CALO was an artificial intelligence project funded by the Defense Advanced Research Projects Agency (DARPA) under its Personalized Assistant that Learns (PAL) program. Its five-year contract brought together 300+ researchers from 25 of the top university and commercial research institutions, with the goal of building a new generation of cognitive assistants that can reason, learn from experience, be told what to do, explain what they are doing, reflect on their experience, and respond robustly to surprise
Since October, people have been buying and using Apple’s new iPhone 4S, which comes with a function called Siri – a “voice-driven assistant” which can take dictation, fix or cancel appointments, send emails, start phone calls, search the web and generally do all those things for which you might once have employed a secretary.
Siri isn’t just a “voice recognition” tool, though it can do that (so you speak some words and it turns them into text, and sends them as an email or text message). You can also ask it things such as: “How’s the weather looking tomorrow in London?” and it will come back with the forecast for London (“England”). It’ll do currency conversions or give stock prices. Or try asking it: “Why is the sky blue?” and, after a little thinking, the screen will show an explanation: “The sky’s blue colour is a result of the effect of Rayleigh scattering.” (There is more, but we all know about Lord Rayleigh’s work on molecular refraction in the troposphere, don’t we?)
When you ask or instruct Siri to do something, it first sends a little audio file of what you said over the air to some Apple servers, which use a voice recognition system from a company called Nuance to turn the speech – in a number of languages and dialects – into text. A huge set of Siri servers then processes that to try to work out what your words actually mean. That’s the crucial NLU part, which nobody else yet does on a phone.
Then an instruction goes back to the phone, telling it to play a song, or do a search (using the data search engine Wolfram Alpha, rather than Google), or compose an email, or a text, or set a reminder (possibly linked to geography – the instruction, “Remind me to call mum when I get home,” will work), or – boring! – call a number.
NLU has been one of the big unsolved computing problems (along with image recognition and “intelligent” machines) for years now, but we’re finally reaching a point where machines are powerful enough to understand what we’re telling them.
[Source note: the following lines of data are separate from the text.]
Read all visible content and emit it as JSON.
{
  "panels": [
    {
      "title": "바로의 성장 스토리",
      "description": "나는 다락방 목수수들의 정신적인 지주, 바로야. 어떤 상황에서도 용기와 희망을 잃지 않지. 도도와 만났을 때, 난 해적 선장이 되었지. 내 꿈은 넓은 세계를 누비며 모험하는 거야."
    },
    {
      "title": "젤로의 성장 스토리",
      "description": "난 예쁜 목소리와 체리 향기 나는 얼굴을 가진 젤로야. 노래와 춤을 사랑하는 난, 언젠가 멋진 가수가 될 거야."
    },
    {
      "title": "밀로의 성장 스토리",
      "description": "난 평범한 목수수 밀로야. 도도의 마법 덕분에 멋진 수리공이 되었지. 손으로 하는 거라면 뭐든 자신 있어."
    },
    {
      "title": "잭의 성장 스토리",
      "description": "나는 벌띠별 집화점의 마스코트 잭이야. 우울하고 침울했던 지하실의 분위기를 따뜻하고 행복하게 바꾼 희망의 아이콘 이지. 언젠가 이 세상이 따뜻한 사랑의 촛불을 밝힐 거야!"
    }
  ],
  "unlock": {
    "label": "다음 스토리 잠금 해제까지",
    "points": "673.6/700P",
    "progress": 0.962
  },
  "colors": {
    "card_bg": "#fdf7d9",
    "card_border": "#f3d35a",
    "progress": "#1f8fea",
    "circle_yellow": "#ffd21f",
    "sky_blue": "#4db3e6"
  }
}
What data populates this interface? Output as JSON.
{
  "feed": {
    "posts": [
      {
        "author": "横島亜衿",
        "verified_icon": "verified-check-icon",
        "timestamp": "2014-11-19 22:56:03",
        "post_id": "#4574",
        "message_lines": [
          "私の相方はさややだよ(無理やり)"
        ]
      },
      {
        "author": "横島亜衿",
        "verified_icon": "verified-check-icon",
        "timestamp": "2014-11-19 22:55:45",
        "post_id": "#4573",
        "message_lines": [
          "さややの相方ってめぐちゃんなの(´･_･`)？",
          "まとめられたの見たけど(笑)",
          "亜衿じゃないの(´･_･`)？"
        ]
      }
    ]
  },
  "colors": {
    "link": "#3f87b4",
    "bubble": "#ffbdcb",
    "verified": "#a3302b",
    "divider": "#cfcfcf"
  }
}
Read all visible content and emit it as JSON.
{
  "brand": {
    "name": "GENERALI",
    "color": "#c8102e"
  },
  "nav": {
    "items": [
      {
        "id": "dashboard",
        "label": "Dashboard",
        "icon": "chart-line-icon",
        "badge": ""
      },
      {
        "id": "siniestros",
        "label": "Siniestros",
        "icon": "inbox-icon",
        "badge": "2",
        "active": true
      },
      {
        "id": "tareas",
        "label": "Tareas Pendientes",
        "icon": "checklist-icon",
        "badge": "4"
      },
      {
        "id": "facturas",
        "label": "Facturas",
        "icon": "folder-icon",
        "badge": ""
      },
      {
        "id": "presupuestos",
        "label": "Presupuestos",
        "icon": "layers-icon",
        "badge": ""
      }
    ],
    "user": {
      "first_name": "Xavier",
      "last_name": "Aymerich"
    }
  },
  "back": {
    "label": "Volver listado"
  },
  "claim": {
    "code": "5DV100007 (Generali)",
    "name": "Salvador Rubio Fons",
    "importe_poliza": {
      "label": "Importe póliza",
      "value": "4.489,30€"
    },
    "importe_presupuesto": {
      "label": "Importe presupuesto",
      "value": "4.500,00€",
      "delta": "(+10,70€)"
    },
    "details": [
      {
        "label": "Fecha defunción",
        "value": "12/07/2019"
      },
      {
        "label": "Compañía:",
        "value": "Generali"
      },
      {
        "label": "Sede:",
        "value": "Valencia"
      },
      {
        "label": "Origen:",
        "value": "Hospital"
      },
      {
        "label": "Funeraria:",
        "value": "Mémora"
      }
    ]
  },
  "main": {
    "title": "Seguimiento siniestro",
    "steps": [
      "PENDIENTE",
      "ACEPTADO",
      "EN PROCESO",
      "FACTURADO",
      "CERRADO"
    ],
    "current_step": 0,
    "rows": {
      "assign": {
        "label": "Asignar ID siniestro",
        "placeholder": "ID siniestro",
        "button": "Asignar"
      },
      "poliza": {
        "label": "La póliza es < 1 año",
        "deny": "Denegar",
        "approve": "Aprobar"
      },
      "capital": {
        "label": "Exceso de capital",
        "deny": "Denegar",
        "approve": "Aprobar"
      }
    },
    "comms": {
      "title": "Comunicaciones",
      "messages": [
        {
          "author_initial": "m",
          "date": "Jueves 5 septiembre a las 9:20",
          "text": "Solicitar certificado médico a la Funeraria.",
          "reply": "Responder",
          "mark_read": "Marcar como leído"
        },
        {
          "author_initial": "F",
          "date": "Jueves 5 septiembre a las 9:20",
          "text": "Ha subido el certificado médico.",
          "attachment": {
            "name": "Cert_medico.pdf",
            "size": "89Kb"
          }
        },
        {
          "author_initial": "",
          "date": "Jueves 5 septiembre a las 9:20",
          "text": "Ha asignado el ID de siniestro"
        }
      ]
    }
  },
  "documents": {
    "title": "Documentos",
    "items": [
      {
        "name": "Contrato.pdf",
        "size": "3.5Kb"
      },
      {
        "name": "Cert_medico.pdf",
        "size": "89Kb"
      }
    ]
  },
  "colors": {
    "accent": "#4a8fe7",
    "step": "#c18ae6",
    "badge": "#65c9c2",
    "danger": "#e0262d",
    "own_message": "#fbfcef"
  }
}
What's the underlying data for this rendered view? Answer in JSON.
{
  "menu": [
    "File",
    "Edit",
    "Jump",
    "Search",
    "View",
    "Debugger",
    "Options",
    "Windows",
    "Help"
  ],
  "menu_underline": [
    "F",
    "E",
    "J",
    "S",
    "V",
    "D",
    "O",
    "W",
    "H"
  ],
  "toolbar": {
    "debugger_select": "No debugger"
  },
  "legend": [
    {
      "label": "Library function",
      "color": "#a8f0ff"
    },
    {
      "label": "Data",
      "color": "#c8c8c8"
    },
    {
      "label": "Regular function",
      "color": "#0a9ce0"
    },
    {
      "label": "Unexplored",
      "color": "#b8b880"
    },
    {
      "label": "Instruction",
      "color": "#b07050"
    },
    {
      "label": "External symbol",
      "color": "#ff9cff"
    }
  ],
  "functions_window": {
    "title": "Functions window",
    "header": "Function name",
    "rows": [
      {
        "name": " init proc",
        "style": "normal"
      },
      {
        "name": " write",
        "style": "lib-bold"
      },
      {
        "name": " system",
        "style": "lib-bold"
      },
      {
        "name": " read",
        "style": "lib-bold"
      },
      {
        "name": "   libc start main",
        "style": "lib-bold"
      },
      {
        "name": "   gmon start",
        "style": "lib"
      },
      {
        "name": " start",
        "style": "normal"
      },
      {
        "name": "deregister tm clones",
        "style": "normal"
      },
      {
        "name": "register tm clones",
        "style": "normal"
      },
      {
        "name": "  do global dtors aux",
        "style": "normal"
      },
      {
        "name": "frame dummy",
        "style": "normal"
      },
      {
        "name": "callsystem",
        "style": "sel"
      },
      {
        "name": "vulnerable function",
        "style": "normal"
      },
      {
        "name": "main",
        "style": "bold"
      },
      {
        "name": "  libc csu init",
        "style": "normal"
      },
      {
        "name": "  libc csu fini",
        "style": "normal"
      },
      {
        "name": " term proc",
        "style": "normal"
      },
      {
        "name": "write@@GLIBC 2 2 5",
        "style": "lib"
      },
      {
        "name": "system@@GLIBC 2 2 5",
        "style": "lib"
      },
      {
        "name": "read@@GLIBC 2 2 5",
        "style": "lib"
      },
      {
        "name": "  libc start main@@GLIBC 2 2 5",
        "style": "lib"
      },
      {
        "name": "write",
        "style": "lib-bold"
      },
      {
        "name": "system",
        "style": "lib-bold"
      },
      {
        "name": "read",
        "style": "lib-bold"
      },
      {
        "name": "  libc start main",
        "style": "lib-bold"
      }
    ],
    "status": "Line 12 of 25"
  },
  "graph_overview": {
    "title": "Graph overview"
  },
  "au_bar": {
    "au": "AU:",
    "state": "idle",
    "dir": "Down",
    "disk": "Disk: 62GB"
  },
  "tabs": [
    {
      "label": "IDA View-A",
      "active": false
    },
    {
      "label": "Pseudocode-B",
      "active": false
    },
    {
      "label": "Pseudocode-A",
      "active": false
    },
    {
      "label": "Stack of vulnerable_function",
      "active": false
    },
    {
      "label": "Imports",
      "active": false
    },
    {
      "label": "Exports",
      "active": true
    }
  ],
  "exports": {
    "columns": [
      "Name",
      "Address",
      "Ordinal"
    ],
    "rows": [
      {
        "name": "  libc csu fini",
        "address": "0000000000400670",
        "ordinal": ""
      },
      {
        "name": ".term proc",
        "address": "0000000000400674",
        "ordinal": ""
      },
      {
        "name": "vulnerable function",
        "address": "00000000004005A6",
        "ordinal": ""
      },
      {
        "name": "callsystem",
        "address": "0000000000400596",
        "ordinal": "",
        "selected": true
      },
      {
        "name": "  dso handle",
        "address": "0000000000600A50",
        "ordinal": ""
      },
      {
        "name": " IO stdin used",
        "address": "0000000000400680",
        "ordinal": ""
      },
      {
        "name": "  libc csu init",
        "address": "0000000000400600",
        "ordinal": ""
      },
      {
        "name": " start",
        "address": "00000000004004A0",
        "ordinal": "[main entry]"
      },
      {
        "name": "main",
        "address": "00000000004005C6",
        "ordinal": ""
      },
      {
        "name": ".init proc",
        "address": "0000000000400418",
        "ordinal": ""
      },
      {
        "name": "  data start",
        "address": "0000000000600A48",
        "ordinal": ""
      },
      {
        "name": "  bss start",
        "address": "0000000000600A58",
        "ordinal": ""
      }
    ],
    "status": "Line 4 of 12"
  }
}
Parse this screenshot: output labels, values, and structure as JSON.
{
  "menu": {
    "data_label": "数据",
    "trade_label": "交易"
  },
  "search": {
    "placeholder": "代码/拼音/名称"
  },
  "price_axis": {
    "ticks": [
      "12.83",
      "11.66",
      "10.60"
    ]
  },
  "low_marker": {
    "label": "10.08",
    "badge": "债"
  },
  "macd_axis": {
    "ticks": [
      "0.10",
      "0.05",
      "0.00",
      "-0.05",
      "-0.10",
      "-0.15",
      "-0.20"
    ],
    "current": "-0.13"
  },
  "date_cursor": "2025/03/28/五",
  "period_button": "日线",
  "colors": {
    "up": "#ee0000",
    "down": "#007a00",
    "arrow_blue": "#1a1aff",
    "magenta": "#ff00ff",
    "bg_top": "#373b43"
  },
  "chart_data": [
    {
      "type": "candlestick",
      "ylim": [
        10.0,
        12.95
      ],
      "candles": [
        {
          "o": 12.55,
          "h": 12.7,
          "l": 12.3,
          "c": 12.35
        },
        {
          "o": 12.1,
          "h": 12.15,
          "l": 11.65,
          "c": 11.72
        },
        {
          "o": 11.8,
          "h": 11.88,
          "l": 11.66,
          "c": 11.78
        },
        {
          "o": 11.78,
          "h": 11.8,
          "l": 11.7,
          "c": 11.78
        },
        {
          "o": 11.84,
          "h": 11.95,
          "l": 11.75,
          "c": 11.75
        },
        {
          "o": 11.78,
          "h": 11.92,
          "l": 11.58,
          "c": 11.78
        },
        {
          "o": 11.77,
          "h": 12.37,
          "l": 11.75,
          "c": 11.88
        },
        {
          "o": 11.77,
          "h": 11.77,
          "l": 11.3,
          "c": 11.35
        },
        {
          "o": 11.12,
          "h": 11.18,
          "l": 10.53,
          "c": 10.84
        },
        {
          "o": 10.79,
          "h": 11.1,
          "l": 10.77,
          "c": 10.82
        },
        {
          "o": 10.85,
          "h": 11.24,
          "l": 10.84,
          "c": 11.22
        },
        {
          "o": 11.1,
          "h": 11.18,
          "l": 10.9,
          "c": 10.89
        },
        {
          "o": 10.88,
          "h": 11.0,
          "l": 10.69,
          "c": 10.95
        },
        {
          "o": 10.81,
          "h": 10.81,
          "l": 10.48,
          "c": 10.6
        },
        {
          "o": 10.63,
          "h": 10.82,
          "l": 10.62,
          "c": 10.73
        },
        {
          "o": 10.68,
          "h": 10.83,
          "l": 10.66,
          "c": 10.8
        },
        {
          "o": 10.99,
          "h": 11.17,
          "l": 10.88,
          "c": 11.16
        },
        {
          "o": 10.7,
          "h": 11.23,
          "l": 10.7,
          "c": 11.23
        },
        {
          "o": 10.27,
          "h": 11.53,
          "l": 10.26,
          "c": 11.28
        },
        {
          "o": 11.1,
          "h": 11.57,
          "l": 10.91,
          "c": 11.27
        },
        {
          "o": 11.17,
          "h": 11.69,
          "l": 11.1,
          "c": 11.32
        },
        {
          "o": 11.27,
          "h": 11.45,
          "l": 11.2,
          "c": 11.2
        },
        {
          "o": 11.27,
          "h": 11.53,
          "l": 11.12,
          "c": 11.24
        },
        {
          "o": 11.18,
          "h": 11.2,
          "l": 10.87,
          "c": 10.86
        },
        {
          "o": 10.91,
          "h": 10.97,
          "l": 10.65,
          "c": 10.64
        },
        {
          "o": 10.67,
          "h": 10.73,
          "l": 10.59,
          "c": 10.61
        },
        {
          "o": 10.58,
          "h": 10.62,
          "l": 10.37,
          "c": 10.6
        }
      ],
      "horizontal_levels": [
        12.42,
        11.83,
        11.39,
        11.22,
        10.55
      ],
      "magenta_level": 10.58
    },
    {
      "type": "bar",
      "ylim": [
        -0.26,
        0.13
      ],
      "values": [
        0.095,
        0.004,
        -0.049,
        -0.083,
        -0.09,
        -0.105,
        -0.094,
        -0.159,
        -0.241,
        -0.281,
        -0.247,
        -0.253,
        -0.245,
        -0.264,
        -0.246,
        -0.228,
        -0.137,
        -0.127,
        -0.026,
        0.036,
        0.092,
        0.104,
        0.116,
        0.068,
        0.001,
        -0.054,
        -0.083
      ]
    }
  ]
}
The challenge about NLU is that, first, speech-to-text transcription can be tricky (did he just say, “This computer can wreck a nice beach,” or “This computer can recognise speech”?); and second, acting on what has been said demands understanding both of the context and the wider meaning.